There are many different issues that might cause pain in our hands and wrists.
Common problems in the hand tendons are a trigger finger or thumb. People who are insulin dependent diabetics can be prone to this, but anyone could get it. It is caused by thickening in the tendon which causes the tendon to catch and “trigger”. People who suffer with rheumatoid arthritis may develop nodules on their tendons and this might cause triggering too.
Tendons may be strained, or even cut and ruptured. A cut or fully ruptured tendon may need surgical repair.
Ganglion cysts commonly appear on the hands. These cysts contains synovial fluid that has leaked from a joint or tendon tunnel. They are harmless and may well go spontaneously of their own accord. Sometimes removal, or work to remove the fluid from the cyst might be necessary.
Fingers and wrists can suffer with arthritis. Most commonly osteoarthritis. This is the normal wear and tear changes that we are all likely to get to a greater or lesser extent. This could cause localised stiffness and pain in the joint effected.
Nerve disorders could cause pain in the hand. Commonly this may be a nerve trapped in the neck or shoulder, referring pain down to the hand. Or possibly a more local problem like carpal tunnel syndrome. This is where a nerve can be irritated as it passes through a tunnel formed by tendons at the wrist.
Dupuytren’s contracture is caused by firm nodules appearing on the ligaments just beneath the skin of the palm, which may sometimes extend to form cords and prevent someone fully opening their hand. This is more common in men than women, and usually arises from middle age.
If you have a problem in the hand and wrist area, it may effect the way you use your arm. So problems higher up the arm might occur due to excessive strain placed on them. Even into the shoulder, neck and upper back.
The above is a sample of some reasonably common hand and wrist issues. It is important if you have a problem that you get it assessed and diagnosed so the correct treatment/intervention can take place.

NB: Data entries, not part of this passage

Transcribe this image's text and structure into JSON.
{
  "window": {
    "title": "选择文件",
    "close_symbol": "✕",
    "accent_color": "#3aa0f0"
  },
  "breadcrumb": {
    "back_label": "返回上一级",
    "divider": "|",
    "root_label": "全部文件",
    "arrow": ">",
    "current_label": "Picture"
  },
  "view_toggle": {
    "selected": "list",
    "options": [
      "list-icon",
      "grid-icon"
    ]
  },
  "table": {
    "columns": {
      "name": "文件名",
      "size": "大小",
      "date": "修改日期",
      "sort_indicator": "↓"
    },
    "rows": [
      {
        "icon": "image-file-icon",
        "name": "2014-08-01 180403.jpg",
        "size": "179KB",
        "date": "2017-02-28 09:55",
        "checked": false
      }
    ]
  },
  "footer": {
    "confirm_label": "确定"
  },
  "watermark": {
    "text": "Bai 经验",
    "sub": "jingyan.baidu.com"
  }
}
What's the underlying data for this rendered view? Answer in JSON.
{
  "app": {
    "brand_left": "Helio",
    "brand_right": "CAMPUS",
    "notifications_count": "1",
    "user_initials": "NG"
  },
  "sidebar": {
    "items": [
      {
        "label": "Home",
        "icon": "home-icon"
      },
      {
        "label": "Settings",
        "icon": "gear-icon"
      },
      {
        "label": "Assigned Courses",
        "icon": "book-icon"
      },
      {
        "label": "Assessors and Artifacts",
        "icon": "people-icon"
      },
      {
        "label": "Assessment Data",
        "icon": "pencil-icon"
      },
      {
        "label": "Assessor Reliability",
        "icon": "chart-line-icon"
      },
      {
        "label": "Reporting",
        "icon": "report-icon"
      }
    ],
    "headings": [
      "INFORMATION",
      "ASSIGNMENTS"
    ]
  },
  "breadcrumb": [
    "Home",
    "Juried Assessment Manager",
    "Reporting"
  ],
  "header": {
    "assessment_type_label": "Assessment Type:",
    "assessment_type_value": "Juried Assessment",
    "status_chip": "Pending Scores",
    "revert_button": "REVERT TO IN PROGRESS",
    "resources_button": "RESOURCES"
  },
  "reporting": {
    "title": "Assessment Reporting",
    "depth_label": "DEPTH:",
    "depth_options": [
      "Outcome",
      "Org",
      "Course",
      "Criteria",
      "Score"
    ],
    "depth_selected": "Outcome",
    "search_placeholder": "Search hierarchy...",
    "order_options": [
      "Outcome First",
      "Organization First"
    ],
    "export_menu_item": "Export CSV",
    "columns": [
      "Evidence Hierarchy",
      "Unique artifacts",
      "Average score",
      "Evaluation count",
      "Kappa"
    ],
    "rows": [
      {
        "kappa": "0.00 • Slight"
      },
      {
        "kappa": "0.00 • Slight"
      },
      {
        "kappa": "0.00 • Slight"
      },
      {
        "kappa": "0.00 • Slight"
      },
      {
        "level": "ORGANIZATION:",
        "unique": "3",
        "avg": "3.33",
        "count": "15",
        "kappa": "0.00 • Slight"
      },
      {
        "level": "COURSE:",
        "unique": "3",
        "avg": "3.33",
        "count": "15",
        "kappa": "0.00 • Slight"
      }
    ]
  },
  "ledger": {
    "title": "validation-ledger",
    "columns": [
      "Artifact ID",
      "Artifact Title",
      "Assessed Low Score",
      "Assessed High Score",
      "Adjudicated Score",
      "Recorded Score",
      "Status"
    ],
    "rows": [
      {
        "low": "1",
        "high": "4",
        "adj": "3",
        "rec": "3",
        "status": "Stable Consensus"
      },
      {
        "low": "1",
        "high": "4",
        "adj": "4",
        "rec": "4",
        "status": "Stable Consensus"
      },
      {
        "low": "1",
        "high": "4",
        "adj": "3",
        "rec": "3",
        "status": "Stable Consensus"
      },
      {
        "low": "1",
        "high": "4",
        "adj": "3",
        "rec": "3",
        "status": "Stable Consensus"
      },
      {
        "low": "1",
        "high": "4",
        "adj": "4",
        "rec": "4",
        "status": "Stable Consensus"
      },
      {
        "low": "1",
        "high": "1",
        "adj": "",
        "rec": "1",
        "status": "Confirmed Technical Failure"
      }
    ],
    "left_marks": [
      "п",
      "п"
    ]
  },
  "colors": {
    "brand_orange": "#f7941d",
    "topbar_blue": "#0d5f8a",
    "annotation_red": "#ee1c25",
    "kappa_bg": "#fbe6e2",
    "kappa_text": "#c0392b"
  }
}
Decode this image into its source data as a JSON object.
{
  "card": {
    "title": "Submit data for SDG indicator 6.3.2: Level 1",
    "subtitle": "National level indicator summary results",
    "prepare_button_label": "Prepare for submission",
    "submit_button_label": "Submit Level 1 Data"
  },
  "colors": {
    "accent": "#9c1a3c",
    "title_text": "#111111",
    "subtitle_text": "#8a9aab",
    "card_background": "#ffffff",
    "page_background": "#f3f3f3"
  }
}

To try and keep your hands generally mobile. Consider doing some simple daily exercises.
OPENING AND CLOSING THE HAND
PRACTICE CONTACTING YOUR THUMB TO YOUR OTHER FINGERS
STRETCH THE TISSUES ON BOTH SIDES OF YOUR HAND/WRIST/FOREARM
Extend your arm out ahead of you with your palm facing up. Gently stretch your fingers back towards your body. Repeat on both sides holding for a count of 10 to 15.
Extend your arm ahead of with your palm facing down. Gently stretch your fingers back towards your body. Repeat on both sides holding for a count of 10 to 15.
WITH YOUR PALM FACING UP. MOVE YOUR WRIST FROM SIDE-TO-SIDE. (THAT IS TOWARDS THE THUMB SIDE AND TOWARDS THE LITTLE FINGER SIDE.)